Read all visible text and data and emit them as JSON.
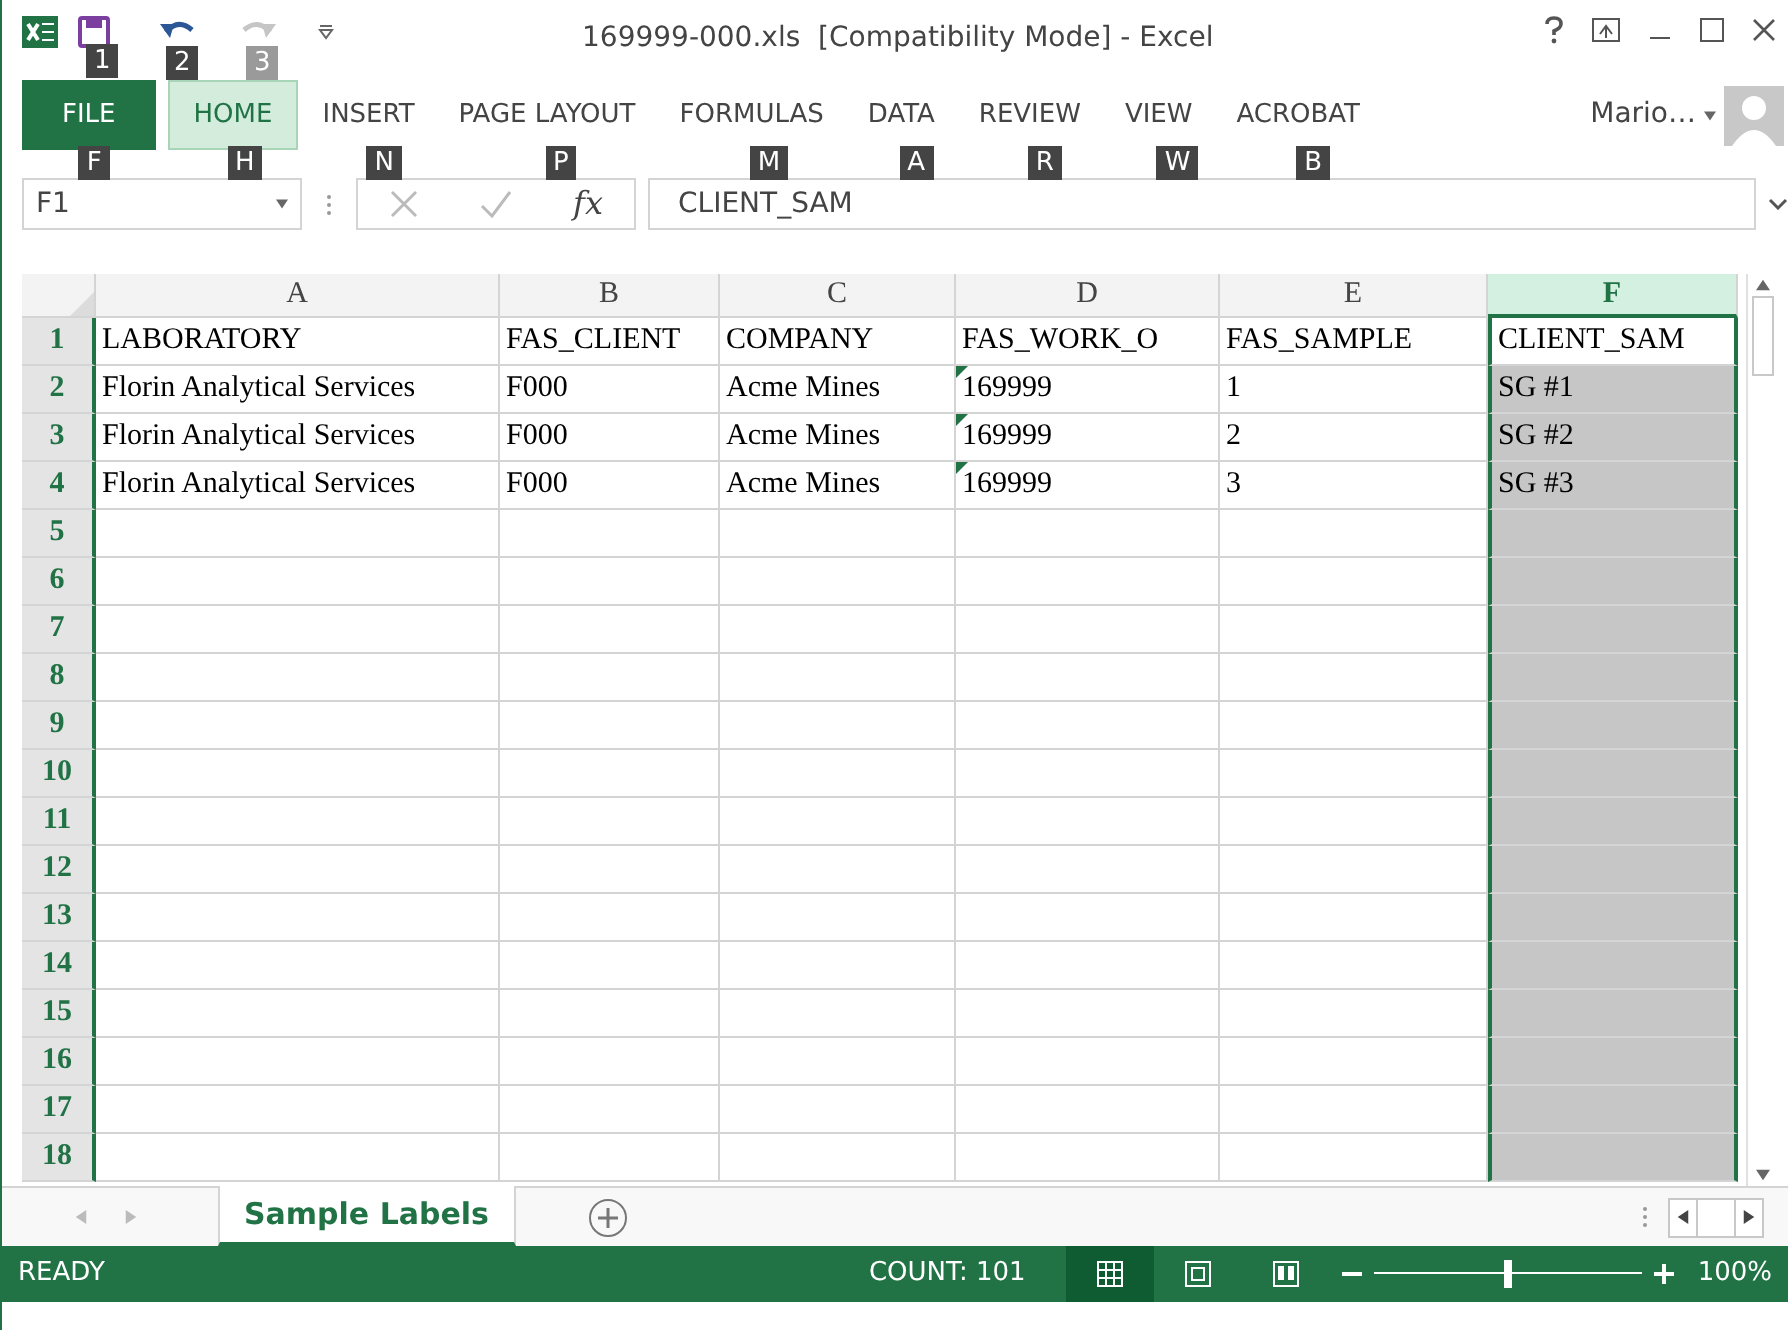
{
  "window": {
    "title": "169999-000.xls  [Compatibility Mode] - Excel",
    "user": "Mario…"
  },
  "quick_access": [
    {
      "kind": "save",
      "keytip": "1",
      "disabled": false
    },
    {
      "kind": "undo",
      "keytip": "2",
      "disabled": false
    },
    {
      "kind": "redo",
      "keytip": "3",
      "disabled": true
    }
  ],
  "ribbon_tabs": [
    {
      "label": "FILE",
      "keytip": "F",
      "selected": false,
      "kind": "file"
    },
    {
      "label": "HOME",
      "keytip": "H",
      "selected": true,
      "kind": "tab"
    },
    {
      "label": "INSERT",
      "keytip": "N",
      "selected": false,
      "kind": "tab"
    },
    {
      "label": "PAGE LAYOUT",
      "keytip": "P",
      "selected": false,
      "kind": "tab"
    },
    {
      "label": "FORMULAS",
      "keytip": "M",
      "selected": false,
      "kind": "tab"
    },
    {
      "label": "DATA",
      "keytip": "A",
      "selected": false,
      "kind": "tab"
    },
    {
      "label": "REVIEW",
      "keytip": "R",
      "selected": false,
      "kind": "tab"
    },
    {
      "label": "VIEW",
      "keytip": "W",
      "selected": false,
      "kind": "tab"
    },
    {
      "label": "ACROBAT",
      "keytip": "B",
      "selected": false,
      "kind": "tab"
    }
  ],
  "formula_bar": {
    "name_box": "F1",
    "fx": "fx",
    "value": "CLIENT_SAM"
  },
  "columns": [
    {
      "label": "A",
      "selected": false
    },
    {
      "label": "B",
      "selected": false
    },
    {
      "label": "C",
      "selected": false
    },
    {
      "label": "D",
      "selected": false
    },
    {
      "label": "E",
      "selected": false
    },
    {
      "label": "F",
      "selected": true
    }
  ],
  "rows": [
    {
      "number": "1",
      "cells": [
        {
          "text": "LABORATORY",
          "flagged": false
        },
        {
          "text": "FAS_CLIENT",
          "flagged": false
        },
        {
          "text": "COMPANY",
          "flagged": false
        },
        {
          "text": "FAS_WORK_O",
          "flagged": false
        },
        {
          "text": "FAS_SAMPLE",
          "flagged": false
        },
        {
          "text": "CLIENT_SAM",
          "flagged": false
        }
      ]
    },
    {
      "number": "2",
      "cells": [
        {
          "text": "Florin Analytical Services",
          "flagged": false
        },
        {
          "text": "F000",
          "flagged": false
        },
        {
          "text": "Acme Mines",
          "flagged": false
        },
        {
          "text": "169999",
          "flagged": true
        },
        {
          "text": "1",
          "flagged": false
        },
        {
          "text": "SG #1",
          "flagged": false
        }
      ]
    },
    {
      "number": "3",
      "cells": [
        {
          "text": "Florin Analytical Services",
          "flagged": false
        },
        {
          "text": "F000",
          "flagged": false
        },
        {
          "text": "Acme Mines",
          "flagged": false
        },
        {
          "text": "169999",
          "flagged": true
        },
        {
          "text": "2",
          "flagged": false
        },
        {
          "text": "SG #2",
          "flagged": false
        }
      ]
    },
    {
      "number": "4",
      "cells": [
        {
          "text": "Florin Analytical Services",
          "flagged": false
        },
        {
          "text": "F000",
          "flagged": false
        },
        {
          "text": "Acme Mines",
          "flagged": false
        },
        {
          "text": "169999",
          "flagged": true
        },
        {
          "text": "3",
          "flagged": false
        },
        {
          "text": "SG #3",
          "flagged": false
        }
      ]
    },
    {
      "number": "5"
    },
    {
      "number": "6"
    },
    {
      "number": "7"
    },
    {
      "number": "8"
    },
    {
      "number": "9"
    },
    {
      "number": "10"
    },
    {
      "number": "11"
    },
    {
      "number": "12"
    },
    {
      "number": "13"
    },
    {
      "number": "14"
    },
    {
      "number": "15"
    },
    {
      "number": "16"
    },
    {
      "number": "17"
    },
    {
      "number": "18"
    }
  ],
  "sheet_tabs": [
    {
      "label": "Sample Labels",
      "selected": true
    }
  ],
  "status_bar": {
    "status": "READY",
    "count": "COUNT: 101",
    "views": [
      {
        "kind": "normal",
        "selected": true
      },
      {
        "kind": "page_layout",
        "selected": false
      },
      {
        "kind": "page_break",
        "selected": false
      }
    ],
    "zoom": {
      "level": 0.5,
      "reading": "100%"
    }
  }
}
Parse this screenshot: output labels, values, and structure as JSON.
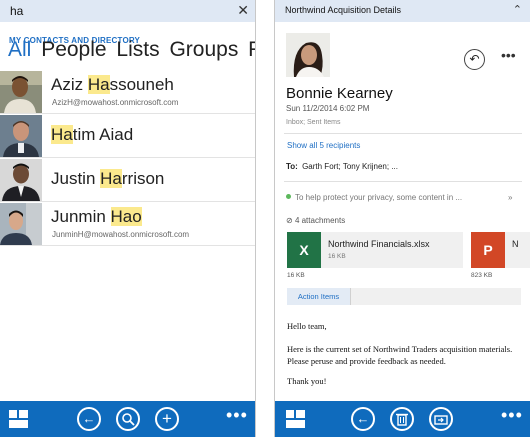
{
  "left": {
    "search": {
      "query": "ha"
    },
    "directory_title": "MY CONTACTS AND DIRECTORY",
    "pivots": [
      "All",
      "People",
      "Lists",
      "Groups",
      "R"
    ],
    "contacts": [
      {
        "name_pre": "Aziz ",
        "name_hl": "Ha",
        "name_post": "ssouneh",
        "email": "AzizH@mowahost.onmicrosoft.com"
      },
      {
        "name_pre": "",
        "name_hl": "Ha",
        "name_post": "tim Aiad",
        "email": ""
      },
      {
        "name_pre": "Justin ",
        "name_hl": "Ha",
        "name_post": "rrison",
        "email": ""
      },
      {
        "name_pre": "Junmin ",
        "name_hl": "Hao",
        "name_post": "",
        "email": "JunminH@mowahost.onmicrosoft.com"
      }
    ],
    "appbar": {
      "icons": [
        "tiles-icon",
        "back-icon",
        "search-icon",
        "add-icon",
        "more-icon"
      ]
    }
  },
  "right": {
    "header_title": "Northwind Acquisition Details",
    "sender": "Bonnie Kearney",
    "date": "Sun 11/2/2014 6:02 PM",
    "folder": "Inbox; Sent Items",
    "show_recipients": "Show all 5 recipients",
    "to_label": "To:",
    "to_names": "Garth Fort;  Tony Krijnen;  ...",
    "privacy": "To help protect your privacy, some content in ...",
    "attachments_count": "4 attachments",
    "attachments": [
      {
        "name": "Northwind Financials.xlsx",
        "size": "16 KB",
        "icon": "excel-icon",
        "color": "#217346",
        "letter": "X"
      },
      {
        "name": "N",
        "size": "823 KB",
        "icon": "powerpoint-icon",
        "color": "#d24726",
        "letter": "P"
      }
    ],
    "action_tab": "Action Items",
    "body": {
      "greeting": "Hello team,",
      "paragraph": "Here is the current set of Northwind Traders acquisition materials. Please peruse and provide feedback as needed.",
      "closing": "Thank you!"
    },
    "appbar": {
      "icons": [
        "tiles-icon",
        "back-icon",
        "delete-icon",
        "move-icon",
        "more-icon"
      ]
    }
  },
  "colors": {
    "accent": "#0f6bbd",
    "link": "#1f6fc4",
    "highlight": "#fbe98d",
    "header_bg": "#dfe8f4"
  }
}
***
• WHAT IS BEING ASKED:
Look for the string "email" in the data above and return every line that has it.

• TASK OUTPUT:
        "email": "AzizH@mowahost.onmicrosoft.com"
        "email": ""
        "email": ""
        "email": "JunminH@mowahost.onmicrosoft.com"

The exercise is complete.